Earlier this afternoon, I explained at length why the long delay between the 1977 passage of the CRA and the mortgage boom didn’t absolve the law from playing a role in loosening mortgage standards. After that post, I came across a 2004 newsletter from the San Francisco Federal Reserve that explains why the CRA became much more dangerous “effective” in the 1990s.
While the results in these studies are consistent in some respects with a role for the CRA in narrowing any gap between LMI and other home purchase lending, in one particular respect they call that role into question. If the CRA did help narrow the gap between LMI home purchase lending and other home purchase lending during the 1990s, why didn’t it succeed before the 1990s in effectively eliminating the gap?
Changes related to LMI access to credit

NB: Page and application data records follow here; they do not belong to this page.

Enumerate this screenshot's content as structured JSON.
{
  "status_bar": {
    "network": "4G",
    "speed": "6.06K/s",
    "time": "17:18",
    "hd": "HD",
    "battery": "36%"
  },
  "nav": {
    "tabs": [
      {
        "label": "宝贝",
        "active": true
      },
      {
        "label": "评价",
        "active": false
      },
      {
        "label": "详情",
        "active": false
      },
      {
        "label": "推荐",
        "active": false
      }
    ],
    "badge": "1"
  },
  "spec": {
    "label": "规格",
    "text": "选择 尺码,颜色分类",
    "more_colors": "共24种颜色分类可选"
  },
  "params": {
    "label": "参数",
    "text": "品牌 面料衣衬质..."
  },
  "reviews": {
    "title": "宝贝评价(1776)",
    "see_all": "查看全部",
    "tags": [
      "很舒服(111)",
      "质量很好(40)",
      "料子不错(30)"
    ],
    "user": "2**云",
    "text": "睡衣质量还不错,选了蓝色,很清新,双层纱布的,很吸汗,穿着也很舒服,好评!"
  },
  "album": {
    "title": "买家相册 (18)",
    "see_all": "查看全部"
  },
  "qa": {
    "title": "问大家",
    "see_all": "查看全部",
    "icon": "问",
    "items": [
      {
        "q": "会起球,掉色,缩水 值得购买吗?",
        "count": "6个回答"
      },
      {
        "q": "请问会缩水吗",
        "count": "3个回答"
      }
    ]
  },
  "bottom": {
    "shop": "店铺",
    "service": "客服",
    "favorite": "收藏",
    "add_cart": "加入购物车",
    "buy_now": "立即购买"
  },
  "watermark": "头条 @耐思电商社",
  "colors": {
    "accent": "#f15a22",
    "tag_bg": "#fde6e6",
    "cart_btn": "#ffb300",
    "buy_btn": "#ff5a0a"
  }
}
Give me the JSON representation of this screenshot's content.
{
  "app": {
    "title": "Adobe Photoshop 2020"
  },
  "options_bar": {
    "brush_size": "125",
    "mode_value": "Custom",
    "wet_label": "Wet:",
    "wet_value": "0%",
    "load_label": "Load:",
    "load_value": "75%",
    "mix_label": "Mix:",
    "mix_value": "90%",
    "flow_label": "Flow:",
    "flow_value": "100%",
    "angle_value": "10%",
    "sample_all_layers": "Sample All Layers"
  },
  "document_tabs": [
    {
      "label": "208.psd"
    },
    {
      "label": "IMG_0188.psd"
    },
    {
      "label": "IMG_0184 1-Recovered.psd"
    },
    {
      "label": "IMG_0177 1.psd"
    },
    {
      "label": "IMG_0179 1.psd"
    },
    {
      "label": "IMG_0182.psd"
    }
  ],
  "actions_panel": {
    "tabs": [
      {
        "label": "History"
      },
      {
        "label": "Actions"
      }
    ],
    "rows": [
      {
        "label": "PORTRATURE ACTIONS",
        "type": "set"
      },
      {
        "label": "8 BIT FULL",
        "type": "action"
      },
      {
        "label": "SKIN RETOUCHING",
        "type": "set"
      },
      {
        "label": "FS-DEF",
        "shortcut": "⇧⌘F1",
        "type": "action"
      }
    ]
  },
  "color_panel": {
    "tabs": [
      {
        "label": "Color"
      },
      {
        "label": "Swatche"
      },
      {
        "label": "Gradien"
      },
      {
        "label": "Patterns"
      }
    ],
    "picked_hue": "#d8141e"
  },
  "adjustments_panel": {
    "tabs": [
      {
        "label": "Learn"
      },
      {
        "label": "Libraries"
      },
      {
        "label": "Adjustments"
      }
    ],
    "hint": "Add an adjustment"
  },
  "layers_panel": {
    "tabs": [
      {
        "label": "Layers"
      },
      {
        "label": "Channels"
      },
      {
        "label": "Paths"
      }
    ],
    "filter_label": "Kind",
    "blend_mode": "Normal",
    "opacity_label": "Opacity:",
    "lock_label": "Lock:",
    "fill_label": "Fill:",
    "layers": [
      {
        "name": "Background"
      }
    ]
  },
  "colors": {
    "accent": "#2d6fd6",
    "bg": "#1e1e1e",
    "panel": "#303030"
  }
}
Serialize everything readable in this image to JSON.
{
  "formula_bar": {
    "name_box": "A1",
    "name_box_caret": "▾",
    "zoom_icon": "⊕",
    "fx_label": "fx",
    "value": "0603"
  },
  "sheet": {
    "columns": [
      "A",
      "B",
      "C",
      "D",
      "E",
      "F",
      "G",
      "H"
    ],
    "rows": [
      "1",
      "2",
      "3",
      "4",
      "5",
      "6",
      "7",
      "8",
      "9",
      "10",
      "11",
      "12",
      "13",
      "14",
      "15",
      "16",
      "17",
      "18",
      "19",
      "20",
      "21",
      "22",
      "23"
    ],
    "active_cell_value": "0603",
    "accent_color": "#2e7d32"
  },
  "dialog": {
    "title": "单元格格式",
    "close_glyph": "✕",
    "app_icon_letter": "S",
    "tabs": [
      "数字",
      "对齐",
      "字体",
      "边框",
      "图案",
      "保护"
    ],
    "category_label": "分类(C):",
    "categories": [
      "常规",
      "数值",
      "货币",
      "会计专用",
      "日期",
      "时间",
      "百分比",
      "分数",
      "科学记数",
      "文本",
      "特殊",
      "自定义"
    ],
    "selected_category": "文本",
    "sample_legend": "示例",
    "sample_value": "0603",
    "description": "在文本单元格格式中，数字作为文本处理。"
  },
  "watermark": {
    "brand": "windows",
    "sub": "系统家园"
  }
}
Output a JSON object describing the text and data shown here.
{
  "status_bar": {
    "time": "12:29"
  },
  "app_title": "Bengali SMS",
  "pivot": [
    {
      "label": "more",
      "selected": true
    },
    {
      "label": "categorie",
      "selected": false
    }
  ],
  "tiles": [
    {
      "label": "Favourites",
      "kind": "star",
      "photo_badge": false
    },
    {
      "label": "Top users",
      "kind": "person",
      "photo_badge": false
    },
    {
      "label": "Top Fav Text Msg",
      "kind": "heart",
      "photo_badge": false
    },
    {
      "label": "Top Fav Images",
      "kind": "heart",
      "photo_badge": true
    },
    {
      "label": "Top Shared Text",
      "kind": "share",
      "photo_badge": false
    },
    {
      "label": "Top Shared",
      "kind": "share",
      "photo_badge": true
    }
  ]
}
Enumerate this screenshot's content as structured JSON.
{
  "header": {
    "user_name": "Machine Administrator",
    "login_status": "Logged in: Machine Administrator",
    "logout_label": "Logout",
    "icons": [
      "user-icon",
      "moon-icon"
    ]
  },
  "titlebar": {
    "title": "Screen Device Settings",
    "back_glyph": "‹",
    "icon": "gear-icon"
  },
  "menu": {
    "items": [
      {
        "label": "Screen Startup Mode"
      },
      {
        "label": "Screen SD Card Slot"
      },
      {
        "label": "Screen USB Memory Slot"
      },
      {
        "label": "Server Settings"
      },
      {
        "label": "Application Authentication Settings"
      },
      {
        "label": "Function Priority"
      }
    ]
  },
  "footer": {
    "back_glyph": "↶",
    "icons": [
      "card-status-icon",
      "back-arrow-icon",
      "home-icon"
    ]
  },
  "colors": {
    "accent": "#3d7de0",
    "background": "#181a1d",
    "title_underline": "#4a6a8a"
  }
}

Three changes in the late 1980s and the 1990s may help explain a delay in the CRA’s effectiveness. First, in 1989, the CRA was amended to require public access to CRA examination evaluations and performance ratings. This likely helped motivate banks to comply with the CRA in order to avoid adverse publicity. Second, and perhaps more importantly, in 1995, the CRA evaluation process increased the emphasis on actual lending and decreased the emphasis on banks’ documentation of their efforts to assess community needs. Third, advances in computer and financial technology during the 1990s likely reduced imperfect information problems that may have impeded LMI lending. During this period, credit evaluation techniques and data improved with the increases in computer capacity, computer speed, and accessibility of large stores of financial and demographic information. Once imperfect information problems were sufficiently reduced, LMI lending could grow at a relatively quick pace.
A prominent role for technological change in encouraging LMI lending does not preclude a role for a strengthened CRA. For example, the existence of a strong CRA may have given financial market innovators sufficient incentive to use technological advances for CRA-relevant applications, knowing that, with so many banks subject to the CRA, economies of scale could be realised. Similarly, some observers credit the CRA with having provided the impetus for the development of an improved infrastructure for the financing of affordable housing construction, an improvement that would have been cost effective only on a large scale.
To re-iterate: the San Francisco Fed is explaining how the changes to the CRA and its enforcement increased low income lending. Much of that increase was accomplished by lowering lending standards. So CRA defenders should just quit it with the arguments about 1977. They’ve been completely discredited.